> WHAT THIS TASK INVOLVES:
Read the records and gather each line that includes "JSON".

> RECORDS FOR THE TASK:
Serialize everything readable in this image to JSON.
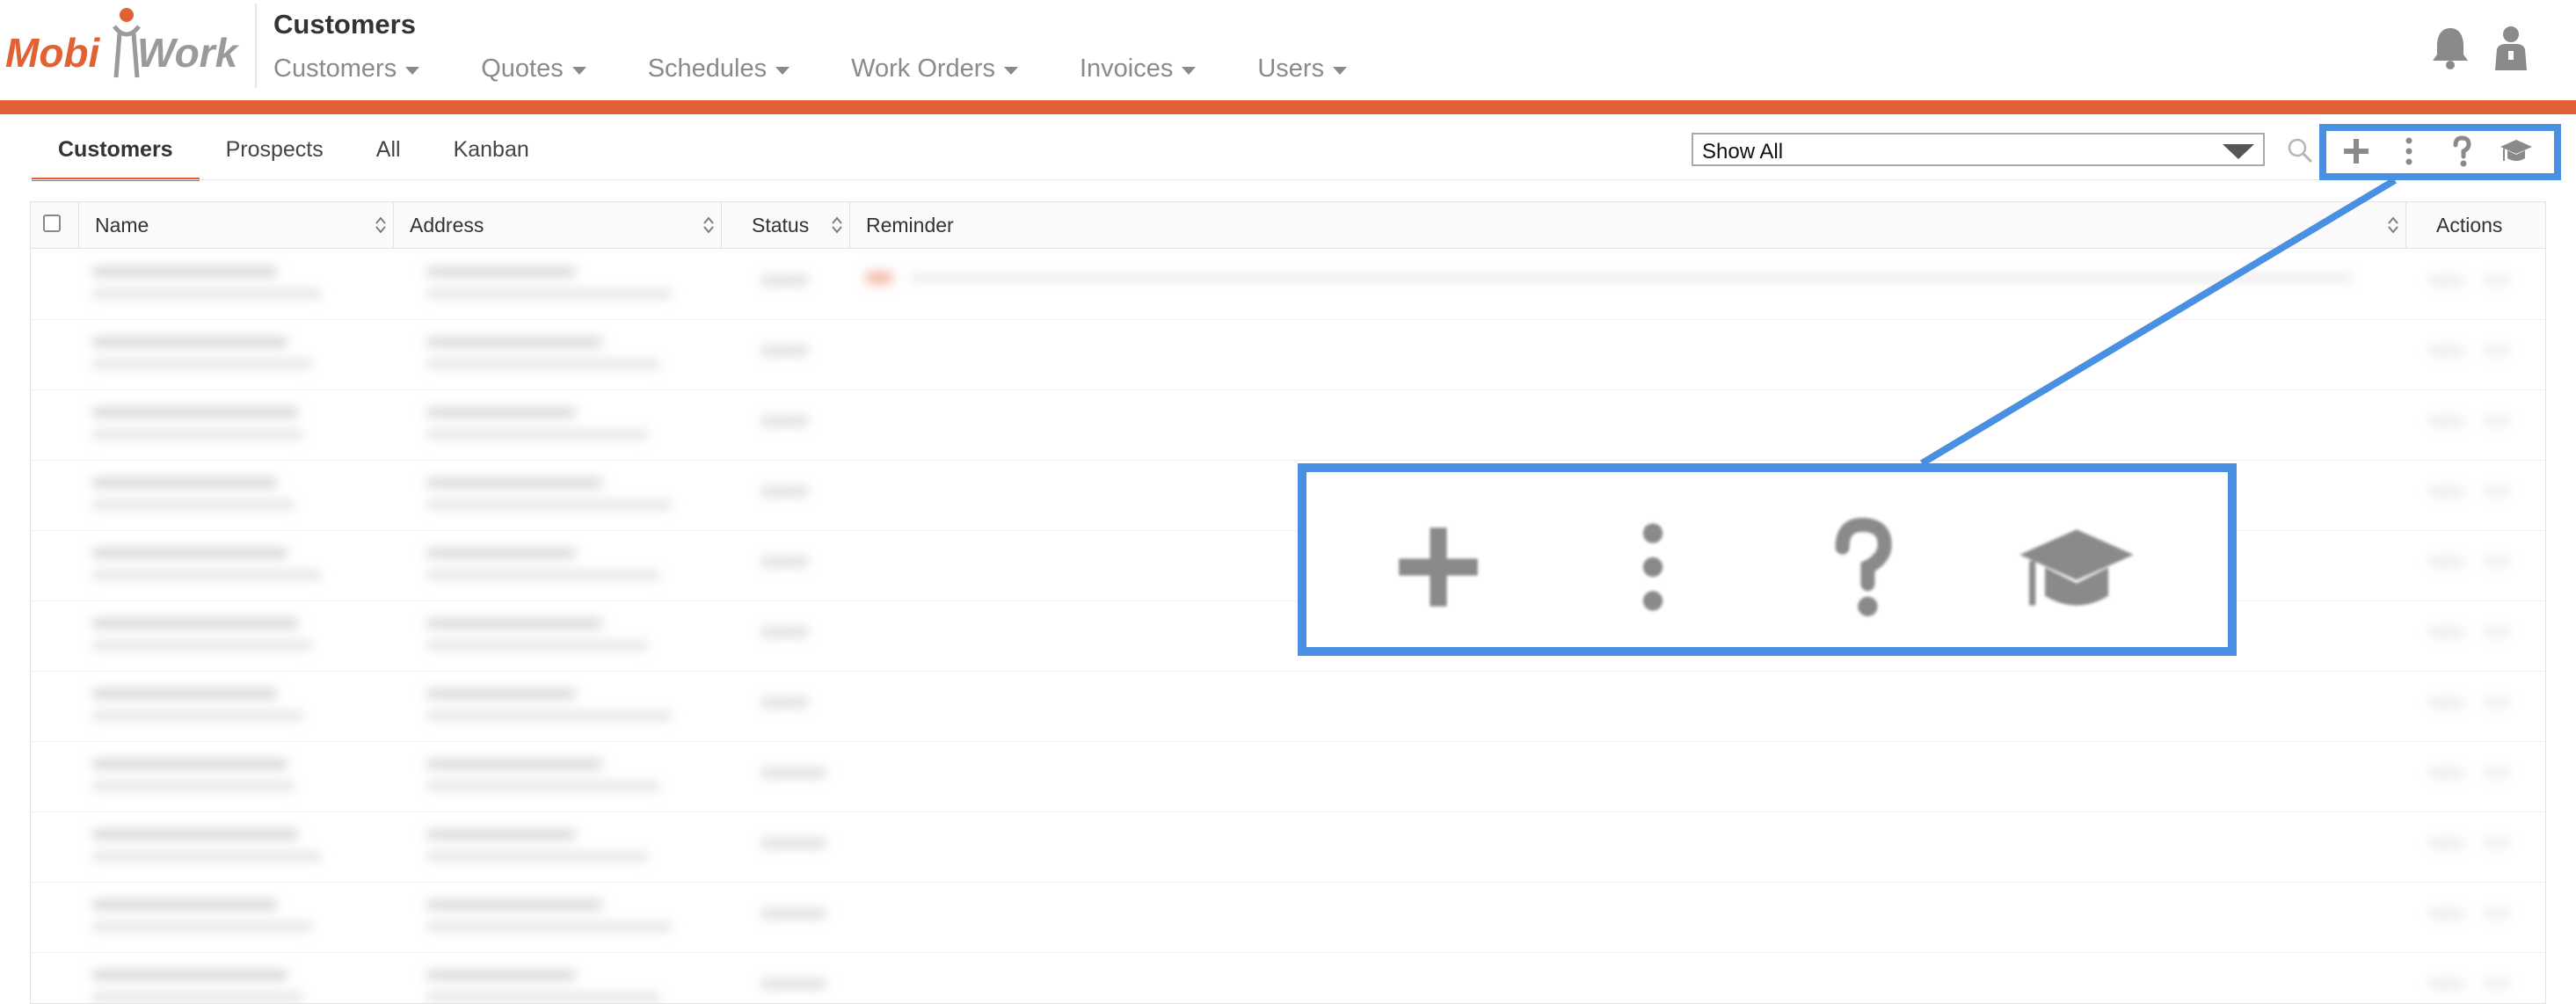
{
  "header": {
    "logo_text": "MobiWork",
    "page_title": "Customers",
    "nav": [
      {
        "label": "Customers"
      },
      {
        "label": "Quotes"
      },
      {
        "label": "Schedules"
      },
      {
        "label": "Work Orders"
      },
      {
        "label": "Invoices"
      },
      {
        "label": "Users"
      }
    ],
    "icons": [
      "bell-icon",
      "user-icon"
    ]
  },
  "tabs": [
    {
      "label": "Customers",
      "active": true
    },
    {
      "label": "Prospects",
      "active": false
    },
    {
      "label": "All",
      "active": false
    },
    {
      "label": "Kanban",
      "active": false
    }
  ],
  "filter": {
    "selected": "Show All"
  },
  "toolbar": {
    "icons": [
      "plus-icon",
      "more-vertical-icon",
      "help-icon",
      "graduation-cap-icon"
    ]
  },
  "table": {
    "columns": [
      "Name",
      "Address",
      "Status",
      "Reminder",
      "Actions"
    ]
  },
  "colors": {
    "accent": "#e06234",
    "highlight": "#4a90e2",
    "icon_gray": "#8a8a8a"
  }
}
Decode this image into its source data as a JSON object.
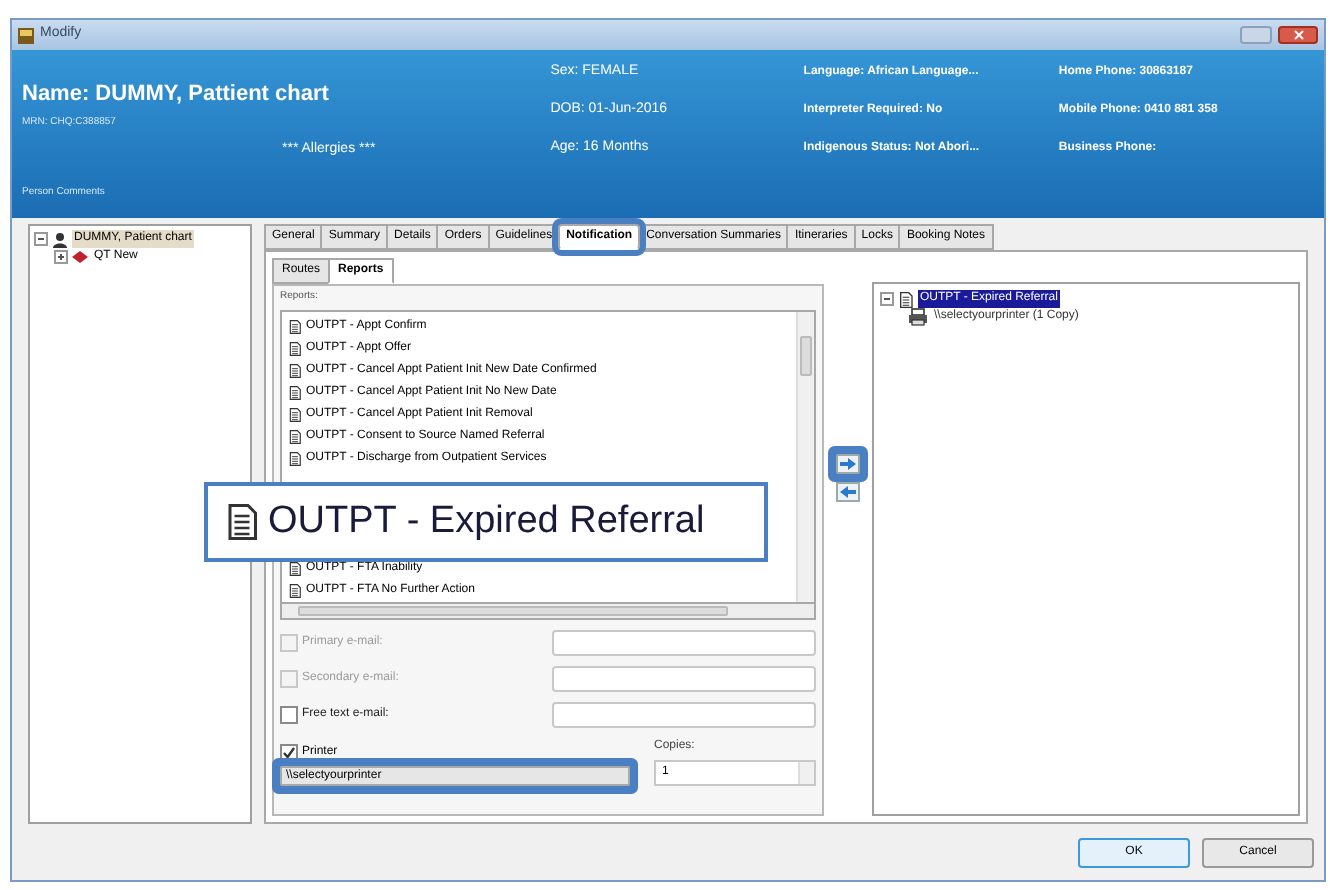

> THE COMPLETED TASK:
Serialize everything readable in this image to JSON.
Decode this image into its source data as a JSON object.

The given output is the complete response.